THE RECORDS:

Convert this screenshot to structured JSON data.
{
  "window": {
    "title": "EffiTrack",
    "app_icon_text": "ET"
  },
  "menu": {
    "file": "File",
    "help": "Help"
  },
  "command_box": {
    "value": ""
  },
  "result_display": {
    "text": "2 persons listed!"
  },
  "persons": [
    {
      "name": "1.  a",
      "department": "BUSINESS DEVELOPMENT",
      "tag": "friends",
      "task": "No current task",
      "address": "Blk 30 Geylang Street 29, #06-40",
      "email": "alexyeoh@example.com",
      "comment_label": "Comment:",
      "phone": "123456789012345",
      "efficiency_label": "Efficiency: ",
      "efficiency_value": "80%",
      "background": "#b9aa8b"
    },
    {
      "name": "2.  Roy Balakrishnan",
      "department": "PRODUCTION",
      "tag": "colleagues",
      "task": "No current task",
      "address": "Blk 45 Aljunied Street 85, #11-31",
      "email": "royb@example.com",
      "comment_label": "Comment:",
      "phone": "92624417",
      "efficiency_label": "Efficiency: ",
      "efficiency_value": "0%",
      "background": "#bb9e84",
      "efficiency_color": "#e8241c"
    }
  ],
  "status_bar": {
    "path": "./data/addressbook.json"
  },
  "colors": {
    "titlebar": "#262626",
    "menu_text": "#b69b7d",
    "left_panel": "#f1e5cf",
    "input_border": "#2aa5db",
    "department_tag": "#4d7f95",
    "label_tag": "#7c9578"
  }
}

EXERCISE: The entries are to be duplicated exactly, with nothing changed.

ANSWER SECTION:
Convert this screenshot to structured JSON data.
{
  "window": {
    "title": "EffiTrack",
    "app_icon_text": "ET"
  },
  "menu": {
    "file": "File",
    "help": "Help"
  },
  "command_box": {
    "value": ""
  },
  "result_display": {
    "text": "2 persons listed!"
  },
  "persons": [
    {
      "name": "1.  a",
      "department": "BUSINESS DEVELOPMENT",
      "tag": "friends",
      "task": "No current task",
      "address": "Blk 30 Geylang Street 29, #06-40",
      "email": "alexyeoh@example.com",
      "comment_label": "Comment:",
      "phone": "123456789012345",
      "efficiency_label": "Efficiency: ",
      "efficiency_value": "80%",
      "background": "#b9aa8b"
    },
    {
      "name": "2.  Roy Balakrishnan",
      "department": "PRODUCTION",
      "tag": "colleagues",
      "task": "No current task",
      "address": "Blk 45 Aljunied Street 85, #11-31",
      "email": "royb@example.com",
      "comment_label": "Comment:",
      "phone": "92624417",
      "efficiency_label": "Efficiency: ",
      "efficiency_value": "0%",
      "background": "#bb9e84",
      "efficiency_color": "#e8241c"
    }
  ],
  "status_bar": {
    "path": "./data/addressbook.json"
  },
  "colors": {
    "titlebar": "#262626",
    "menu_text": "#b69b7d",
    "left_panel": "#f1e5cf",
    "input_border": "#2aa5db",
    "department_tag": "#4d7f95",
    "label_tag": "#7c9578"
  }
}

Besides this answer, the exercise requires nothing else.